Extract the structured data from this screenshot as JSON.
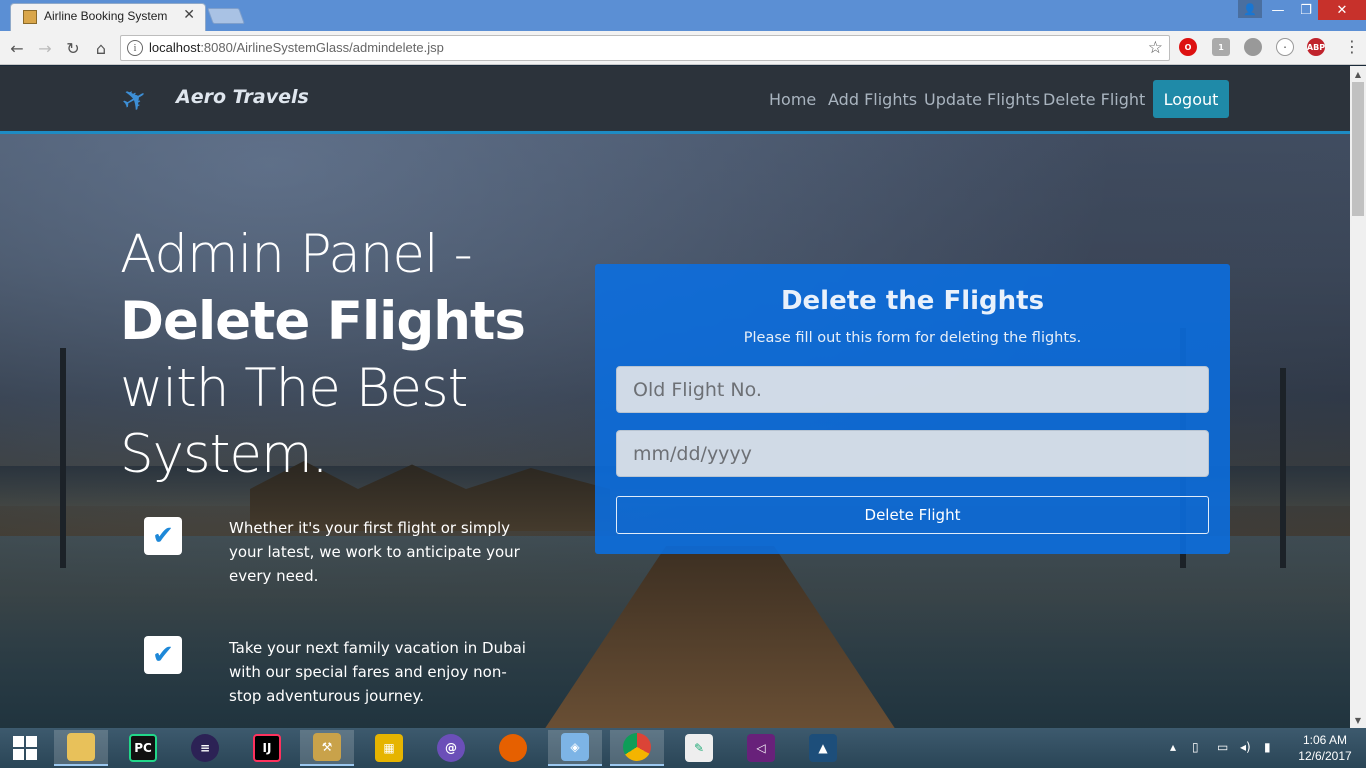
{
  "browser": {
    "tab_title": "Airline Booking System",
    "url_host": "localhost",
    "url_path": ":8080/AirlineSystemGlass/admindelete.jsp",
    "ext_badge": "1",
    "abp_label": "ABP"
  },
  "nav": {
    "brand": "Aero Travels",
    "links": [
      "Home",
      "Add Flights",
      "Update Flights",
      "Delete Flight"
    ],
    "logout": "Logout"
  },
  "hero": {
    "line1": "Admin Panel -",
    "line2": "Delete Flights",
    "line3": "with The Best",
    "line4": "System."
  },
  "features": [
    "Whether it's your first flight or simply your latest, we work to anticipate your every need.",
    "Take your next family vacation in Dubai with our special fares and enjoy non-stop adventurous journey."
  ],
  "form": {
    "title": "Delete the Flights",
    "subtitle": "Please fill out this form for deleting the flights.",
    "flight_placeholder": "Old Flight No.",
    "date_placeholder": "mm/dd/yyyy",
    "submit": "Delete Flight"
  },
  "taskbar": {
    "time": "1:06 AM",
    "date": "12/6/2017"
  },
  "colors": {
    "accent": "#1e8bc3",
    "form_bg": "#0a6ee1",
    "logout_bg": "#1f8aa8",
    "nav_bg": "#2c333b"
  }
}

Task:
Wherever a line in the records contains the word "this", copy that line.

Problem solution:
Extract the structured data from this screenshot as JSON.
    "subtitle": "Please fill out this form for deleting the flights.",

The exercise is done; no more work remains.